Task goal: When you repeat the entries below, please keep them exact and leave out the pictures.

App and web page records

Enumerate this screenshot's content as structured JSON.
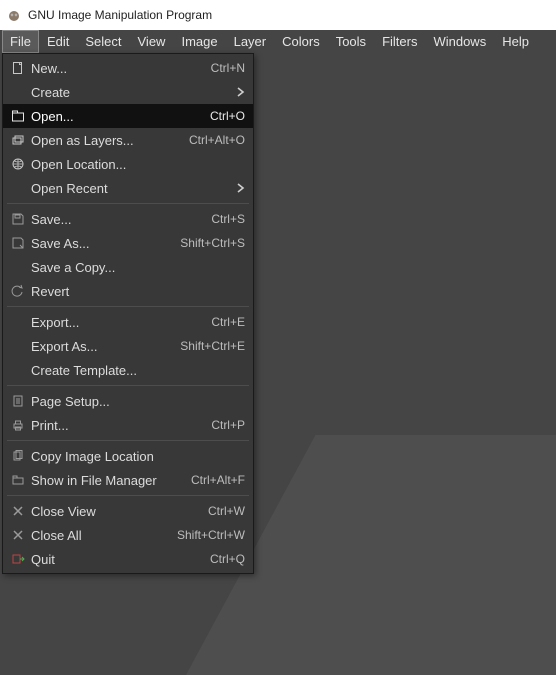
{
  "window": {
    "title": "GNU Image Manipulation Program"
  },
  "menubar": {
    "items": [
      "File",
      "Edit",
      "Select",
      "View",
      "Image",
      "Layer",
      "Colors",
      "Tools",
      "Filters",
      "Windows",
      "Help"
    ],
    "active_index": 0
  },
  "file_menu": {
    "new": {
      "label": "New...",
      "accel": "Ctrl+N",
      "icon": "new"
    },
    "create": {
      "label": "Create",
      "submenu": true
    },
    "open": {
      "label": "Open...",
      "accel": "Ctrl+O",
      "icon": "open"
    },
    "open_as_layers": {
      "label": "Open as Layers...",
      "accel": "Ctrl+Alt+O",
      "icon": "layers"
    },
    "open_location": {
      "label": "Open Location...",
      "icon": "globe"
    },
    "open_recent": {
      "label": "Open Recent",
      "submenu": true
    },
    "save": {
      "label": "Save...",
      "accel": "Ctrl+S",
      "icon": "save"
    },
    "save_as": {
      "label": "Save As...",
      "accel": "Shift+Ctrl+S",
      "icon": "save-as"
    },
    "save_copy": {
      "label": "Save a Copy..."
    },
    "revert": {
      "label": "Revert",
      "icon": "revert"
    },
    "export": {
      "label": "Export...",
      "accel": "Ctrl+E"
    },
    "export_as": {
      "label": "Export As...",
      "accel": "Shift+Ctrl+E"
    },
    "create_template": {
      "label": "Create Template..."
    },
    "page_setup": {
      "label": "Page Setup...",
      "icon": "page"
    },
    "print": {
      "label": "Print...",
      "accel": "Ctrl+P",
      "icon": "print"
    },
    "copy_loc": {
      "label": "Copy Image Location",
      "icon": "copy"
    },
    "show_fm": {
      "label": "Show in File Manager",
      "accel": "Ctrl+Alt+F",
      "icon": "folder"
    },
    "close_view": {
      "label": "Close View",
      "accel": "Ctrl+W",
      "icon": "close"
    },
    "close_all": {
      "label": "Close All",
      "accel": "Shift+Ctrl+W",
      "icon": "close"
    },
    "quit": {
      "label": "Quit",
      "accel": "Ctrl+Q",
      "icon": "quit"
    }
  }
}
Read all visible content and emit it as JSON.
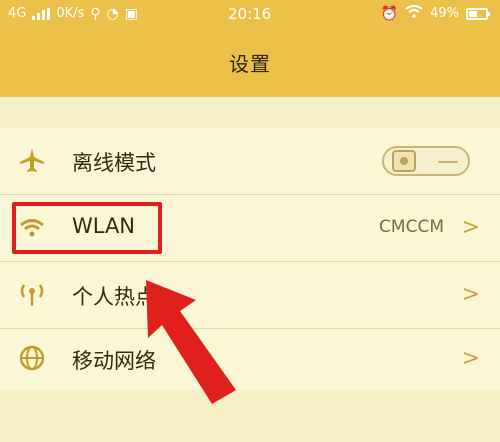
{
  "status_bar": {
    "network": "4G",
    "speed": "0K/s",
    "time": "20:16",
    "battery": "49%",
    "alarm_icon": "alarm-icon",
    "wifi_icon": "wifi-icon"
  },
  "title": "设置",
  "items": [
    {
      "label": "离线模式",
      "icon": "airplane-icon",
      "control": "toggle"
    },
    {
      "label": "WLAN",
      "icon": "wifi-icon",
      "value": "CMCCM",
      "chevron": ">"
    },
    {
      "label": "个人热点",
      "icon": "hotspot-icon",
      "chevron": ">"
    },
    {
      "label": "移动网络",
      "icon": "globe-icon",
      "chevron": ">"
    }
  ],
  "colors": {
    "header": "#ecc14a",
    "accent": "#c49a2a",
    "highlight": "#e0201a"
  }
}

Response area:
Enumerate this screenshot's content as structured JSON.
{
  "window": {
    "title": "GNU Image Manipulation Program"
  },
  "menubar": {
    "items": [
      "File",
      "Edit",
      "Select",
      "View",
      "Image",
      "Layer",
      "Colors",
      "Tools",
      "Filters",
      "Windows",
      "Help"
    ],
    "active_index": 0
  },
  "file_menu": {
    "new": {
      "label": "New...",
      "accel": "Ctrl+N",
      "icon": "new"
    },
    "create": {
      "label": "Create",
      "submenu": true
    },
    "open": {
      "label": "Open...",
      "accel": "Ctrl+O",
      "icon": "open"
    },
    "open_as_layers": {
      "label": "Open as Layers...",
      "accel": "Ctrl+Alt+O",
      "icon": "layers"
    },
    "open_location": {
      "label": "Open Location...",
      "icon": "globe"
    },
    "open_recent": {
      "label": "Open Recent",
      "submenu": true
    },
    "save": {
      "label": "Save...",
      "accel": "Ctrl+S",
      "icon": "save"
    },
    "save_as": {
      "label": "Save As...",
      "accel": "Shift+Ctrl+S",
      "icon": "save-as"
    },
    "save_copy": {
      "label": "Save a Copy..."
    },
    "revert": {
      "label": "Revert",
      "icon": "revert"
    },
    "export": {
      "label": "Export...",
      "accel": "Ctrl+E"
    },
    "export_as": {
      "label": "Export As...",
      "accel": "Shift+Ctrl+E"
    },
    "create_template": {
      "label": "Create Template..."
    },
    "page_setup": {
      "label": "Page Setup...",
      "icon": "page"
    },
    "print": {
      "label": "Print...",
      "accel": "Ctrl+P",
      "icon": "print"
    },
    "copy_loc": {
      "label": "Copy Image Location",
      "icon": "copy"
    },
    "show_fm": {
      "label": "Show in File Manager",
      "accel": "Ctrl+Alt+F",
      "icon": "folder"
    },
    "close_view": {
      "label": "Close View",
      "accel": "Ctrl+W",
      "icon": "close"
    },
    "close_all": {
      "label": "Close All",
      "accel": "Shift+Ctrl+W",
      "icon": "close"
    },
    "quit": {
      "label": "Quit",
      "accel": "Ctrl+Q",
      "icon": "quit"
    }
  }
}
Read all visible content and emit it as JSON.
{
  "status_bar": {
    "network": "4G",
    "speed": "0K/s",
    "time": "20:16",
    "battery": "49%",
    "alarm_icon": "alarm-icon",
    "wifi_icon": "wifi-icon"
  },
  "title": "设置",
  "items": [
    {
      "label": "离线模式",
      "icon": "airplane-icon",
      "control": "toggle"
    },
    {
      "label": "WLAN",
      "icon": "wifi-icon",
      "value": "CMCCM",
      "chevron": ">"
    },
    {
      "label": "个人热点",
      "icon": "hotspot-icon",
      "chevron": ">"
    },
    {
      "label": "移动网络",
      "icon": "globe-icon",
      "chevron": ">"
    }
  ],
  "colors": {
    "header": "#ecc14a",
    "accent": "#c49a2a",
    "highlight": "#e0201a"
  }
}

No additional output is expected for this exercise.